Would you filter these records and copy every line that has the word "vous"?

═══ DATASET CONTENT ═══

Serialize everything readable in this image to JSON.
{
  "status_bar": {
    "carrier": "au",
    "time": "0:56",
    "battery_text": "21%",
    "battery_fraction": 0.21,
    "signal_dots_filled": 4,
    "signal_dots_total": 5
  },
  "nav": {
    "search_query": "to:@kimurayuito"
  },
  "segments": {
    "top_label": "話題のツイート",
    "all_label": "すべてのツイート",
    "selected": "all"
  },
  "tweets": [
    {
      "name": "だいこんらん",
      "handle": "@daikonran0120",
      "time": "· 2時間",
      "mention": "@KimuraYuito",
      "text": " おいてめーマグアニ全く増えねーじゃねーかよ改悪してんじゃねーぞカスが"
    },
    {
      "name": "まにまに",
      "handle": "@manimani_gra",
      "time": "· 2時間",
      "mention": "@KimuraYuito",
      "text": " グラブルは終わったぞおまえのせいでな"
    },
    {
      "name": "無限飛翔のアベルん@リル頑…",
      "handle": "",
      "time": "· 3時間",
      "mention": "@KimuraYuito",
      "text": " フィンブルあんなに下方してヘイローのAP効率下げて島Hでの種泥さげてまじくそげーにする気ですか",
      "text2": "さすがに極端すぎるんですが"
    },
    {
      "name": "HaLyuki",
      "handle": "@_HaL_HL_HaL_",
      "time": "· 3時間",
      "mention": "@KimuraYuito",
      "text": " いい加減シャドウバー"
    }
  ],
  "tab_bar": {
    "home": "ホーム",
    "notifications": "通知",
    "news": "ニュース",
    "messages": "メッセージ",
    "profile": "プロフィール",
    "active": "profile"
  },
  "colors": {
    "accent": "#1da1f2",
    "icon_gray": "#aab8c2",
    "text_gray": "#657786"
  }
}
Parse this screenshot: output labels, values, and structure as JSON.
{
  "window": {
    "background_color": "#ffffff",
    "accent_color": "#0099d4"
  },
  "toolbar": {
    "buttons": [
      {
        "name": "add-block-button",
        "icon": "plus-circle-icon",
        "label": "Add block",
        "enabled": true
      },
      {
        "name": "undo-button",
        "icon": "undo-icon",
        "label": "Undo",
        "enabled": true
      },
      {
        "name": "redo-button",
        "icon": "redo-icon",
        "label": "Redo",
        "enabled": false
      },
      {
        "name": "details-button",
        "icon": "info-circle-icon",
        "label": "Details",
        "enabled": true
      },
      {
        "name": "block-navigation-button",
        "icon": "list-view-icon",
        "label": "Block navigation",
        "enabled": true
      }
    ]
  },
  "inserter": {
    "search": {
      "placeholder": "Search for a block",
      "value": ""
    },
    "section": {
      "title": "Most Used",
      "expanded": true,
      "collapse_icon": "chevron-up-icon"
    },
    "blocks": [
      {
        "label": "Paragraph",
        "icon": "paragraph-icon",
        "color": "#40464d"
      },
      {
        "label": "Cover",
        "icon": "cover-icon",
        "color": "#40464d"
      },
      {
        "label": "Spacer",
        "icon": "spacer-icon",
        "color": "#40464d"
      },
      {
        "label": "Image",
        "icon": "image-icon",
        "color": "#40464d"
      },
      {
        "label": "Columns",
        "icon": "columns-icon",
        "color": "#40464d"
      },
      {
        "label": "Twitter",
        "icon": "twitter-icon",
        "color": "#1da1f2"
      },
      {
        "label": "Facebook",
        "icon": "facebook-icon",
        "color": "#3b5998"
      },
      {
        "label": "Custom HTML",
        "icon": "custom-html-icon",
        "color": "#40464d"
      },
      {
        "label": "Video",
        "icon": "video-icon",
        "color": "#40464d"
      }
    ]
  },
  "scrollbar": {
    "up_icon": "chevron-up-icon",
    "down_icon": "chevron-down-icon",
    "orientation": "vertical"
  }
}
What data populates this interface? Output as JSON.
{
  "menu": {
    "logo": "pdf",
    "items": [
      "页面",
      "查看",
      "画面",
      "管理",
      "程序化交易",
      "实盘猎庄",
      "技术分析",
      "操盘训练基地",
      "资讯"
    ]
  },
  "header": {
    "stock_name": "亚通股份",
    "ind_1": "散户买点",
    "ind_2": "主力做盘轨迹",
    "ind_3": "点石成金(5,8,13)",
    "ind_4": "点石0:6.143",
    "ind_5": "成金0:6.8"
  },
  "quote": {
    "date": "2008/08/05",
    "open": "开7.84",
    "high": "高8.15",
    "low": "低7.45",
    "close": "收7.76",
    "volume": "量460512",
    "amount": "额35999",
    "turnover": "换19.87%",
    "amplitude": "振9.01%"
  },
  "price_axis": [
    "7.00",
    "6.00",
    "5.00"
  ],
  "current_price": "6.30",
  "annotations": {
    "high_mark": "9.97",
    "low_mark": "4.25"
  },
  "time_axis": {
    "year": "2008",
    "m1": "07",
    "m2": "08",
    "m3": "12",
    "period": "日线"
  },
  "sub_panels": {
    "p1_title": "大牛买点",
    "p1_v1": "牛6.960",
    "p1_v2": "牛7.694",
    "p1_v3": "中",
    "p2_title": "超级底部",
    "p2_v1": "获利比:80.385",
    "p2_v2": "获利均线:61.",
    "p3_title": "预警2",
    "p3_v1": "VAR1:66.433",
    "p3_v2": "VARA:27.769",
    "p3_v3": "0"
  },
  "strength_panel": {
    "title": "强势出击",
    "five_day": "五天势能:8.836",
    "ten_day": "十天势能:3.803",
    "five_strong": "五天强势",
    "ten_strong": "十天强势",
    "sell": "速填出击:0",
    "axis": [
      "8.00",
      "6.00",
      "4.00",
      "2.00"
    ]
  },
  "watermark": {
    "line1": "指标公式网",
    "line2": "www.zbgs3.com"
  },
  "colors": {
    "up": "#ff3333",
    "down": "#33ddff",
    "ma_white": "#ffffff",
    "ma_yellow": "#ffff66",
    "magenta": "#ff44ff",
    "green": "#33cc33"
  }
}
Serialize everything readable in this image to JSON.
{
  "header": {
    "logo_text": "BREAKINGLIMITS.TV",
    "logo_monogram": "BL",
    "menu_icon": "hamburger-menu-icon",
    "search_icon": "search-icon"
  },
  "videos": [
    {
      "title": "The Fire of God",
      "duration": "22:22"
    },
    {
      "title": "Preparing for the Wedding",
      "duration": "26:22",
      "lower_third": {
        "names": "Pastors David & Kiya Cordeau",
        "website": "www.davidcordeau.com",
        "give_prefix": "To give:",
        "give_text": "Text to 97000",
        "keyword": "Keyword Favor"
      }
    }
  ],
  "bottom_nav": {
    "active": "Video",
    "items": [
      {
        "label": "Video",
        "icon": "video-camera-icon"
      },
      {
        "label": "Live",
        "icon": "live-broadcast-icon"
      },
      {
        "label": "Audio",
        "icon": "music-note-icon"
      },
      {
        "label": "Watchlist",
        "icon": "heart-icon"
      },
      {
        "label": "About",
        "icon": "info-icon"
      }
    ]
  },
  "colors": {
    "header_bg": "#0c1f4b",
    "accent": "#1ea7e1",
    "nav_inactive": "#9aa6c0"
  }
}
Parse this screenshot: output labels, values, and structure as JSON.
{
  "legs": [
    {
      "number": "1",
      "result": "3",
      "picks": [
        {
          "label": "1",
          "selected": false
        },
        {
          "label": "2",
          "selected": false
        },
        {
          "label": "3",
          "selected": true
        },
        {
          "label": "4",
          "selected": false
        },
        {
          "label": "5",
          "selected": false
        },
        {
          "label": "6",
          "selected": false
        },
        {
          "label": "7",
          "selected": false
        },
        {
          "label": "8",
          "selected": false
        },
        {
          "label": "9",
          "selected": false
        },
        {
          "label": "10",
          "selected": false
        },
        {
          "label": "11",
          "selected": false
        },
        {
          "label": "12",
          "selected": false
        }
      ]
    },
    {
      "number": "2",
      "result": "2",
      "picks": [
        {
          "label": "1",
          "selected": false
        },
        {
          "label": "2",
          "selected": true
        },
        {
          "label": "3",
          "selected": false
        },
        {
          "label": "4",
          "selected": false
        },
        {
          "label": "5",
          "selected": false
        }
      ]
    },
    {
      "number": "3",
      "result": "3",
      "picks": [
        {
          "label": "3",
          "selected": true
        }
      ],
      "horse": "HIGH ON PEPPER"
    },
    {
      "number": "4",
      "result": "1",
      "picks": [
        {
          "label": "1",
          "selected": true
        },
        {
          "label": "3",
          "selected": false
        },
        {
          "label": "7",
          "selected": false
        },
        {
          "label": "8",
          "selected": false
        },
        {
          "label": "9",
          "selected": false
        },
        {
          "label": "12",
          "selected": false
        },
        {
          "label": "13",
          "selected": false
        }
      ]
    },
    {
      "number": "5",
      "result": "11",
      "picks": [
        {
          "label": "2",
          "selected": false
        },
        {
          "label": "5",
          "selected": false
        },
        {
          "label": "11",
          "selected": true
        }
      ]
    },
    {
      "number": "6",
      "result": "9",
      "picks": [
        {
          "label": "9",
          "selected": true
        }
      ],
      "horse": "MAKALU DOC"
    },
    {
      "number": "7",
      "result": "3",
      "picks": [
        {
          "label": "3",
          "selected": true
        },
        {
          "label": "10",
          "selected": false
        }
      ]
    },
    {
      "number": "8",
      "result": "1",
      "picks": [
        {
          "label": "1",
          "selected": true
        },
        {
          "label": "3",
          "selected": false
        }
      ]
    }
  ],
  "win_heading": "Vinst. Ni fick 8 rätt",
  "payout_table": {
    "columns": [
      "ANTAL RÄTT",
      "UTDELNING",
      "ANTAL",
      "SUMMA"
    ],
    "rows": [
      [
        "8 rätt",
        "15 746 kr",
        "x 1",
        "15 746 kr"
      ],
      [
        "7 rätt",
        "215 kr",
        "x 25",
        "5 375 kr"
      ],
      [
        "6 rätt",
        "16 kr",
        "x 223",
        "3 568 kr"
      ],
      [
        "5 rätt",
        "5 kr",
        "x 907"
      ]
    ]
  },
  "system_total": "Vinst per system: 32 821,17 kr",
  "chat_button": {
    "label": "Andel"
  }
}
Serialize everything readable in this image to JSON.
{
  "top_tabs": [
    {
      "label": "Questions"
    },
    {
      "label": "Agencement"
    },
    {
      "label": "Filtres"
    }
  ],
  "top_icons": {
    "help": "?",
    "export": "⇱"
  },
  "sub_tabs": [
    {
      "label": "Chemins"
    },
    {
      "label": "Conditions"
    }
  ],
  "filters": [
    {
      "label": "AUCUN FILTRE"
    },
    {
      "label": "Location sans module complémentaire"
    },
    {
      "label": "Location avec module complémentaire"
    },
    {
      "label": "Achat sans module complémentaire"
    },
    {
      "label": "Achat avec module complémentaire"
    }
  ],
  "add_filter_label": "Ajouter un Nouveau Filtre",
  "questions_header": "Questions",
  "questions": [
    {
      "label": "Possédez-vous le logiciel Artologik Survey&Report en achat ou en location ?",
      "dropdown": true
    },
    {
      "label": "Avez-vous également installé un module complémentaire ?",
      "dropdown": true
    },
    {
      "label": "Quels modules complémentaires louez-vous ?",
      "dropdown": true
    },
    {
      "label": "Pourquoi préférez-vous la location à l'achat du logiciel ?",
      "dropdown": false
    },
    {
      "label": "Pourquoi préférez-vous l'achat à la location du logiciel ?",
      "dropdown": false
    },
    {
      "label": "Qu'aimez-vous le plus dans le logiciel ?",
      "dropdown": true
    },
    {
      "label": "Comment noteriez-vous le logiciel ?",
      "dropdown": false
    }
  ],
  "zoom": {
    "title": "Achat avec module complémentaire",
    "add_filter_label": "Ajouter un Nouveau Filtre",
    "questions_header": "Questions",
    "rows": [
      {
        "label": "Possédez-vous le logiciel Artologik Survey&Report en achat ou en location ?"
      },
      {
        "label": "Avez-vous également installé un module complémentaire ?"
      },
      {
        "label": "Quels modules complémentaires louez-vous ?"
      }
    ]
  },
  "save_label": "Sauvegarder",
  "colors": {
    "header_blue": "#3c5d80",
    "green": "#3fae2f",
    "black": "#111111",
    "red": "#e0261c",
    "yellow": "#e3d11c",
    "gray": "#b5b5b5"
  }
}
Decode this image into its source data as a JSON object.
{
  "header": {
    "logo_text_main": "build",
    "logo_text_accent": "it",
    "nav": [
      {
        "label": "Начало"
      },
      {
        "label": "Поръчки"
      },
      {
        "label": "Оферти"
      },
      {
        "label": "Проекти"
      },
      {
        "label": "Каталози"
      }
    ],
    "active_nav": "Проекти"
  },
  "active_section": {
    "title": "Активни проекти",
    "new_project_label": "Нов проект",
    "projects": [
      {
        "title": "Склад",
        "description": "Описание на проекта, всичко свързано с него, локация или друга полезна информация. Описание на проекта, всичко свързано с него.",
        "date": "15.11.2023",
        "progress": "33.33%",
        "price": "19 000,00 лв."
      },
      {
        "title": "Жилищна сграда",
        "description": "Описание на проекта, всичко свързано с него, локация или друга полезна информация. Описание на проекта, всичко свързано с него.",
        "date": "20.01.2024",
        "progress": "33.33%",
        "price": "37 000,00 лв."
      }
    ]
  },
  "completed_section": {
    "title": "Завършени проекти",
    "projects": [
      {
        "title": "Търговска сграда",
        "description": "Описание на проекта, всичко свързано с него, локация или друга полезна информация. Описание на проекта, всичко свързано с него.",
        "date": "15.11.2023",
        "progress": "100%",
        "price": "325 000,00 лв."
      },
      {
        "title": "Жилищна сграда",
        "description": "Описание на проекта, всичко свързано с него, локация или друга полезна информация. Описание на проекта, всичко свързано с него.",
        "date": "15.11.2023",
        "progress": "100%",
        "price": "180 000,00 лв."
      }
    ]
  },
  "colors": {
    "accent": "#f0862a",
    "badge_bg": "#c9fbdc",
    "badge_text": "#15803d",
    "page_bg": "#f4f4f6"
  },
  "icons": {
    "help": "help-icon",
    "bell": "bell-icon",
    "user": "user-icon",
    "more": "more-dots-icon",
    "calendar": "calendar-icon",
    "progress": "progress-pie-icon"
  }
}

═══

▶ [ANSWER TO THE PROBLEM]:
      "label": "Possédez-vous le logiciel Artologik Survey&Report en achat ou en location ?",
      "label": "Avez-vous également installé un module complémentaire ?",
      "label": "Quels modules complémentaires louez-vous ?",
      "label": "Pourquoi préférez-vous la location à l'achat du logiciel ?",
      "label": "Pourquoi préférez-vous l'achat à la location du logiciel ?",
      "label": "Qu'aimez-vous le plus dans le logiciel ?",
      "label": "Comment noteriez-vous le logiciel ?",
        "label": "Possédez-vous le logiciel Artologik Survey&Report en achat ou en location ?"
        "label": "Avez-vous également installé un module complémentaire ?"
        "label": "Quels modules complémentaires louez-vous ?"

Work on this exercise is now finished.